* _Required work_
Could you filter the records below and keep only the lines with the word "data"?
------ Records provided
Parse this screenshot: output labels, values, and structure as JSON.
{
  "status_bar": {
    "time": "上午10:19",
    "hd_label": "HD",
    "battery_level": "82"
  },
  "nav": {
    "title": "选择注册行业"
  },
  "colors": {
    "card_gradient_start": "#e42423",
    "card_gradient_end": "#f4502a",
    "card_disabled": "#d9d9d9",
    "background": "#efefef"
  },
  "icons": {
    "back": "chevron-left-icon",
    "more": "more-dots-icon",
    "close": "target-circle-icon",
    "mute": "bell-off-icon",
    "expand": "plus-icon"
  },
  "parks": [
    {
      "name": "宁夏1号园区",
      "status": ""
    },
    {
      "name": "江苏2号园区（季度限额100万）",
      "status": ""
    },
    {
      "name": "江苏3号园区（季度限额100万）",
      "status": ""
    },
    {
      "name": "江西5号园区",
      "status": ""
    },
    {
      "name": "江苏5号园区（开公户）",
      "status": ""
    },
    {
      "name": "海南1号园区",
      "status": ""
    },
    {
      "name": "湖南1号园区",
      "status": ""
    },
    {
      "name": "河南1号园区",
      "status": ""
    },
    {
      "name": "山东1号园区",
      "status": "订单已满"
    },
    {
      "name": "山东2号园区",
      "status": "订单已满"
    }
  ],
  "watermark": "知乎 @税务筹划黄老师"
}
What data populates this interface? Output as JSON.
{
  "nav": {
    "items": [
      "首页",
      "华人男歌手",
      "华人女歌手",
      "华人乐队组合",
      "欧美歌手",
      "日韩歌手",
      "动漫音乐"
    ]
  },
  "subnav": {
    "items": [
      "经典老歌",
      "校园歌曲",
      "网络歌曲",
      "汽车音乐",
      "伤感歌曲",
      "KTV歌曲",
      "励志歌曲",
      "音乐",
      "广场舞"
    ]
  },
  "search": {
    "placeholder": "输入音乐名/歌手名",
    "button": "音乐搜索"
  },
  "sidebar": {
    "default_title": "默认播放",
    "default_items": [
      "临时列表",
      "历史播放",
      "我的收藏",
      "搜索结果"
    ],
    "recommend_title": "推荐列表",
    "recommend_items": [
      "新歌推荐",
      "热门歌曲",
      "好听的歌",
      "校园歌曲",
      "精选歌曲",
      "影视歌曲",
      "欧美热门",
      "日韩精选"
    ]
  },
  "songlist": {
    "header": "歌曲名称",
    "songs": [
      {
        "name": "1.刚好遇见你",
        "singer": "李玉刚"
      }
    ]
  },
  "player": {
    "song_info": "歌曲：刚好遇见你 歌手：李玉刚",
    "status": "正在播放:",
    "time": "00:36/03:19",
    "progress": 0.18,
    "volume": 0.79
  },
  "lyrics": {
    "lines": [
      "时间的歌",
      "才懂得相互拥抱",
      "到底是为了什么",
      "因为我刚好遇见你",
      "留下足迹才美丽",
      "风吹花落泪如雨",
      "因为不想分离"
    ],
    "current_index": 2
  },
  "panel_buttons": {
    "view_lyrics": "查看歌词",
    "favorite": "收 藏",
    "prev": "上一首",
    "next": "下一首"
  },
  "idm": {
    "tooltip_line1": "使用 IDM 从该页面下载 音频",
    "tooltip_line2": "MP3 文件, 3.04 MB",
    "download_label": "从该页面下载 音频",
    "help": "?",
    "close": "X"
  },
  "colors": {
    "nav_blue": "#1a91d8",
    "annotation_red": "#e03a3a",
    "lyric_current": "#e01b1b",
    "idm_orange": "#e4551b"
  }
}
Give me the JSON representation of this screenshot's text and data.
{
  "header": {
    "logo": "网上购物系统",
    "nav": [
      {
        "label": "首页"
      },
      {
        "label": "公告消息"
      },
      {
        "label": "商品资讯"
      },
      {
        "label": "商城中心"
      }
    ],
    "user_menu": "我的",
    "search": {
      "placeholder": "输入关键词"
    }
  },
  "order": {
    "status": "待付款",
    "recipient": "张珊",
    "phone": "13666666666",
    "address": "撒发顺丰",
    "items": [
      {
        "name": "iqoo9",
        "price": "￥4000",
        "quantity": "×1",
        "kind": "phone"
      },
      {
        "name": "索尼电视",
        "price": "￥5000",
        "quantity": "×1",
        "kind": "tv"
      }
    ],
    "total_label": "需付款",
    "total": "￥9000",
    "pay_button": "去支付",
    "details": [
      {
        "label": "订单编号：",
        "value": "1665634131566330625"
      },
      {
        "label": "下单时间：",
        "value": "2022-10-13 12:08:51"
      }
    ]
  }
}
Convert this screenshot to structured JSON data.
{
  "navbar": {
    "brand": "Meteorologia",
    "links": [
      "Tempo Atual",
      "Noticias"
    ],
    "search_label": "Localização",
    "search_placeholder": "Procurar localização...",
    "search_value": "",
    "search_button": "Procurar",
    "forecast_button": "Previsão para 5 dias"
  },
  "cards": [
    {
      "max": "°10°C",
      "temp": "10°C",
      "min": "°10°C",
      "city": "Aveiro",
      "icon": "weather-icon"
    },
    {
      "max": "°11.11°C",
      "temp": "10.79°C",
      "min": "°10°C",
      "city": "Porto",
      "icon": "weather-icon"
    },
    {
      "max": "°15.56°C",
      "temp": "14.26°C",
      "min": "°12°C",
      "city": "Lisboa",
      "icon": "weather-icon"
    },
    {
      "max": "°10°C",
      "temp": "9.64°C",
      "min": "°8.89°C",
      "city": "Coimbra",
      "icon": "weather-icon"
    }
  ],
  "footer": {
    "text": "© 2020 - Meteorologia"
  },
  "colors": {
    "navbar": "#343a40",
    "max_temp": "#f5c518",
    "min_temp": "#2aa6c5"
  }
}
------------
* _Finished exercise_
What data populates this interface? Output as JSON.
Give me the JSON representation of this screenshot's text and data.
Convert this screenshot to structured JSON data.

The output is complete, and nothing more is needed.